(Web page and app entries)
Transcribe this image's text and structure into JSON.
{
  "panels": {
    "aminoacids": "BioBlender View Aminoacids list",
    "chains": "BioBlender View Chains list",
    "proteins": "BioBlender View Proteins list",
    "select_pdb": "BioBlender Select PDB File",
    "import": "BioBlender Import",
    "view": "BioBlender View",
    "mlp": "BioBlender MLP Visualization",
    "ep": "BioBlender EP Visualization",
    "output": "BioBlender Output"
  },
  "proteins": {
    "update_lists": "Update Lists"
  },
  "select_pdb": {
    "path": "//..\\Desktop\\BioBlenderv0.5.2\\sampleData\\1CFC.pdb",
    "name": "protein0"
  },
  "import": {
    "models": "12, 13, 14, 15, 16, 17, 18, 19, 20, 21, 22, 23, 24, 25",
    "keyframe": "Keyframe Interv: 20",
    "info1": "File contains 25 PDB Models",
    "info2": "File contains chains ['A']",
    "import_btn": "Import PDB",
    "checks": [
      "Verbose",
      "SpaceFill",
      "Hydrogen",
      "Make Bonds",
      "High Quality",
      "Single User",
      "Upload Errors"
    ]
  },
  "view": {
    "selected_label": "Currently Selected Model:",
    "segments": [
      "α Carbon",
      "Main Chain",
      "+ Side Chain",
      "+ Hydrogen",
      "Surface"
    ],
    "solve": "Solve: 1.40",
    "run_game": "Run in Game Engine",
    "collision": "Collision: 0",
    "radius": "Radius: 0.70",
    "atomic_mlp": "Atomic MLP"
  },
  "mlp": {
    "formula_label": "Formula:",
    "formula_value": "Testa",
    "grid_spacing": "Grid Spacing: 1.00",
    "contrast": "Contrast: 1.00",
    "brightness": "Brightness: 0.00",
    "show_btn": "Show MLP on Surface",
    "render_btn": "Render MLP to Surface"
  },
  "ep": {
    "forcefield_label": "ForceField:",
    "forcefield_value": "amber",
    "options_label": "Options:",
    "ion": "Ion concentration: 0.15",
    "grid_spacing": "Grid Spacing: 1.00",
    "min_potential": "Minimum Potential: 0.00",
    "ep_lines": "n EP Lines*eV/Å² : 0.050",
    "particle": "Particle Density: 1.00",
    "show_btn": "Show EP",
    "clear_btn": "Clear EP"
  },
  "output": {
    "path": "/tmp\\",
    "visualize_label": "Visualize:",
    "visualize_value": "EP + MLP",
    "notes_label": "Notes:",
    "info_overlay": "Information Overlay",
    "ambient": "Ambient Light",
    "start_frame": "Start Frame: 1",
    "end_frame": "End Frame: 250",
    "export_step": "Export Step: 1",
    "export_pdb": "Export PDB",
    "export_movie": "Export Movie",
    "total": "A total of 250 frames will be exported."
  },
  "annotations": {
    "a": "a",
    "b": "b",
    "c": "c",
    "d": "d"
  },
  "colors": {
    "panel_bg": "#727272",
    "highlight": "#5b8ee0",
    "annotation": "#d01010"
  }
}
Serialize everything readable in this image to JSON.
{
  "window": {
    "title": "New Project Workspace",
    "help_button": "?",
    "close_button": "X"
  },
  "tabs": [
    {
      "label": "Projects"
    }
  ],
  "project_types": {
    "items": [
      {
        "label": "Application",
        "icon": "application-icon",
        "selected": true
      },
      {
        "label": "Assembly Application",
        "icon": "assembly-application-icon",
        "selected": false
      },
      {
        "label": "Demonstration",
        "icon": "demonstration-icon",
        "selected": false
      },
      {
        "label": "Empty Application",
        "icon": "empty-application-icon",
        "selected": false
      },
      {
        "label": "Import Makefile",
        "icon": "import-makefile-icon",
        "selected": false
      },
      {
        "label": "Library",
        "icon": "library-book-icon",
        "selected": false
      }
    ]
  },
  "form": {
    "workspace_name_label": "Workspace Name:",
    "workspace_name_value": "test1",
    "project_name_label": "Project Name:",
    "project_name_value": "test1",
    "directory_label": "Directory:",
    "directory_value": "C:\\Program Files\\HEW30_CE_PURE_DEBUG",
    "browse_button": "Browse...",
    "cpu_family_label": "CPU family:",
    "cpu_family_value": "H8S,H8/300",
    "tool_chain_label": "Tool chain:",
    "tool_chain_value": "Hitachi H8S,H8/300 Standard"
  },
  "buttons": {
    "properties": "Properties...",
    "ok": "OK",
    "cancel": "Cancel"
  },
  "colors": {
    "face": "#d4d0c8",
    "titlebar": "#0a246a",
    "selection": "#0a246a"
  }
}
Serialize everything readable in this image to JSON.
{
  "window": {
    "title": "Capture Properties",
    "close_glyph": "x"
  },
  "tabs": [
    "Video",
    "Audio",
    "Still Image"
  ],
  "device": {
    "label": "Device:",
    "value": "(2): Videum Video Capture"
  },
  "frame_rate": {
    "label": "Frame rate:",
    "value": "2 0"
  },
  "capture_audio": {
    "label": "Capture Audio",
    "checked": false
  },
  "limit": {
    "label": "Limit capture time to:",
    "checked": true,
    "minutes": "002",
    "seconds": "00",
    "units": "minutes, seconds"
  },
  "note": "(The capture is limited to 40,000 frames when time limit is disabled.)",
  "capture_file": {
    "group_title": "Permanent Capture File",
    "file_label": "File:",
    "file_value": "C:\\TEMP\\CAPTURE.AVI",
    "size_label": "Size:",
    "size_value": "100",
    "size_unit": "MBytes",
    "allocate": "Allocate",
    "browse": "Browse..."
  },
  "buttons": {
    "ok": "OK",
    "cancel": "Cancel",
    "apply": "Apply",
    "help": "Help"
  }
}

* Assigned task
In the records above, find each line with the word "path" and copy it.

* Problem solution
    "path": "//..\\Desktop\\BioBlenderv0.5.2\\sampleData\\1CFC.pdb",
    "path": "/tmp\\",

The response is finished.